Pull out all lines from the listing below in which the word "xlabel" appears.
*** Information provided ***
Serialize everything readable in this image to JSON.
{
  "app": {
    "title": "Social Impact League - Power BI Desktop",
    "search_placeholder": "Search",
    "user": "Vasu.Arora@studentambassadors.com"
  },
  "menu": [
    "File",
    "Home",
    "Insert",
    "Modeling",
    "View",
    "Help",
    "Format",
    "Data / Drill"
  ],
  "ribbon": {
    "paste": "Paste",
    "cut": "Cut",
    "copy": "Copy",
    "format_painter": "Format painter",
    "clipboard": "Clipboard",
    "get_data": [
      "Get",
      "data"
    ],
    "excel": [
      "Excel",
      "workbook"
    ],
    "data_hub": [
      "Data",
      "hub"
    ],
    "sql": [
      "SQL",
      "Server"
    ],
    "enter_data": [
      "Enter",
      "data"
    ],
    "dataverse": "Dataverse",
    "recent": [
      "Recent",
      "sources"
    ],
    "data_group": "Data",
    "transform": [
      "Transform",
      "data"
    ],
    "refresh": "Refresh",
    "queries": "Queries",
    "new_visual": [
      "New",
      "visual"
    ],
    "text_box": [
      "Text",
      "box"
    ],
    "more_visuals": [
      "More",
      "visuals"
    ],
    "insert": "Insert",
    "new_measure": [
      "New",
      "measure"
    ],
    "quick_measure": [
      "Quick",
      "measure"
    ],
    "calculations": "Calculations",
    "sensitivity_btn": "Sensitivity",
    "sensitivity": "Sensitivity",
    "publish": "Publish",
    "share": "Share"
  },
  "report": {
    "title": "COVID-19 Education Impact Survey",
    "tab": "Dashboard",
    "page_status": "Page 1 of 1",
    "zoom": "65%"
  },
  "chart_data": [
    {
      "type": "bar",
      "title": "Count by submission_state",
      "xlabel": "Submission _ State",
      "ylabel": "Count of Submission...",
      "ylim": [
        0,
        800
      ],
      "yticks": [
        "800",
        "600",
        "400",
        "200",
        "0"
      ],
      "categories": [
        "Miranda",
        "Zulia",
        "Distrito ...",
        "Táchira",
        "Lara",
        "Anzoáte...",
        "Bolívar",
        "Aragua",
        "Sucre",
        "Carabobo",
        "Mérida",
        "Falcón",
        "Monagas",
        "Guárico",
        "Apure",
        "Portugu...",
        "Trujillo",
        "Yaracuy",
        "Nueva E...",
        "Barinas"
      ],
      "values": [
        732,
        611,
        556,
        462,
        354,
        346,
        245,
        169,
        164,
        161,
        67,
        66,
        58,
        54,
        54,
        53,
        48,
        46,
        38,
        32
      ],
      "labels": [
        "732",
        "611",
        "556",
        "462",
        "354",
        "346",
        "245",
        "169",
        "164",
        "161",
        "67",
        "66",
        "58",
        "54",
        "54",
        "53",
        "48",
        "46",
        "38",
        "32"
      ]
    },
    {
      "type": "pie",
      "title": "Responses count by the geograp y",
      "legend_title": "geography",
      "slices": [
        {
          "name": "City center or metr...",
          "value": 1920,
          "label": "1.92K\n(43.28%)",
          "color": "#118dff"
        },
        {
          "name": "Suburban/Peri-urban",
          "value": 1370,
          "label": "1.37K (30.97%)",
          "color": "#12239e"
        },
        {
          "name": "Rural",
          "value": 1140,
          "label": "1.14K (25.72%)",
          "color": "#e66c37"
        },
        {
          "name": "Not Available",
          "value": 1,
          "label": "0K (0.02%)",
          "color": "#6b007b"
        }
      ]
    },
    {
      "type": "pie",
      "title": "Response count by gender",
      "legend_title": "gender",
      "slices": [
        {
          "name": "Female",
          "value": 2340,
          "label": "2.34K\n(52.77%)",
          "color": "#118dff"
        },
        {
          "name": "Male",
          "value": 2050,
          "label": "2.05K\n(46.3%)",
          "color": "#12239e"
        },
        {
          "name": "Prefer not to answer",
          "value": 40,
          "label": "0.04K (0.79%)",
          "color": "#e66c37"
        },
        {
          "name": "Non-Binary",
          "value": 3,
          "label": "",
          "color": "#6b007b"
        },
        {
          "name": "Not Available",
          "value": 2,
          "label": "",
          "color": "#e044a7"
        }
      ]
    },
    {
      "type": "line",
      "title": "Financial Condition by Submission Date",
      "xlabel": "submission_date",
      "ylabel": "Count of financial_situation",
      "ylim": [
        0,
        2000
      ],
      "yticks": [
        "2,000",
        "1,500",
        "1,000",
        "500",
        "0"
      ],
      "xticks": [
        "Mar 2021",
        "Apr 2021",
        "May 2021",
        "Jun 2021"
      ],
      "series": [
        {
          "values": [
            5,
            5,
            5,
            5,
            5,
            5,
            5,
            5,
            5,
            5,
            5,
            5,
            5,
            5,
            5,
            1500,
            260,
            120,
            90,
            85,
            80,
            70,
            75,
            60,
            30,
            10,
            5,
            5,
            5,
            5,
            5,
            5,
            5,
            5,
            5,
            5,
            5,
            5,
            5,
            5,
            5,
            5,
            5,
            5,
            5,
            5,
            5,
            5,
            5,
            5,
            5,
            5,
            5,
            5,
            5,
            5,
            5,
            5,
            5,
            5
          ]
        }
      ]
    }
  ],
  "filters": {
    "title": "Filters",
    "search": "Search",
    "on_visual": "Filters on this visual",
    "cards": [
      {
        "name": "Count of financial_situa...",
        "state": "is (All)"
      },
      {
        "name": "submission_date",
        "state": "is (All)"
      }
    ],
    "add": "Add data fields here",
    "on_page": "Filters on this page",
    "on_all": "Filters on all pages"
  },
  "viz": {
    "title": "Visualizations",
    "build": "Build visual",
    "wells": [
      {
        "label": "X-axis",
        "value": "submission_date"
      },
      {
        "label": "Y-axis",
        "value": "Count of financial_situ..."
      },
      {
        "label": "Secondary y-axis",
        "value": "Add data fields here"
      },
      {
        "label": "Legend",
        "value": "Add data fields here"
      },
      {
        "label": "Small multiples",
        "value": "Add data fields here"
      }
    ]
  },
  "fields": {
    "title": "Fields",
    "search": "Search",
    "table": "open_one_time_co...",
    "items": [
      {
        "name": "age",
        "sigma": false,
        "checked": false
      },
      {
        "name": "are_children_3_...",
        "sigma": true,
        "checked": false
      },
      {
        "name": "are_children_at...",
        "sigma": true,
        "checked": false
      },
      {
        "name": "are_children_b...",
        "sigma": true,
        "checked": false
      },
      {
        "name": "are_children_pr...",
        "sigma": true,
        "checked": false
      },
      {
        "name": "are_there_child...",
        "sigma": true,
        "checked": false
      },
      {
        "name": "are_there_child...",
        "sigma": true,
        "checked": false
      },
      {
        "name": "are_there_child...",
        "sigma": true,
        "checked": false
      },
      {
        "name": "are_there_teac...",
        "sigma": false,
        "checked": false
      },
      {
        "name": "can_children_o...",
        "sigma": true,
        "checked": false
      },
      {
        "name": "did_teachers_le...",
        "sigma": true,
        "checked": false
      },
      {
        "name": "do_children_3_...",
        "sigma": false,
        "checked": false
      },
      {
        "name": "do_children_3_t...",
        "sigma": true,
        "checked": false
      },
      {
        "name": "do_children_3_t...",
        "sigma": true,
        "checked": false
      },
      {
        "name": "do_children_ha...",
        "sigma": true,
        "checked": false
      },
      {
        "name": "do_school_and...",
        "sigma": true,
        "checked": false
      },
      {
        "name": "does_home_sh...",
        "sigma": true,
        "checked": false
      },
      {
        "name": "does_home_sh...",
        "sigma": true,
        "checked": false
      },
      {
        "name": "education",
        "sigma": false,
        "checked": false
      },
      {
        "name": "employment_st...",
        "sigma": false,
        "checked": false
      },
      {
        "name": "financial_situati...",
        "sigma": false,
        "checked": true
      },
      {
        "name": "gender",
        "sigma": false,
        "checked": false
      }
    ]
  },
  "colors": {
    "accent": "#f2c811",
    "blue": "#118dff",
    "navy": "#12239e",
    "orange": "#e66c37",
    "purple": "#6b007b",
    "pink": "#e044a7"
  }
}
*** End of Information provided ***
= Expected output =
      "xlabel": "Submission _ State",
      "xlabel": "submission_date",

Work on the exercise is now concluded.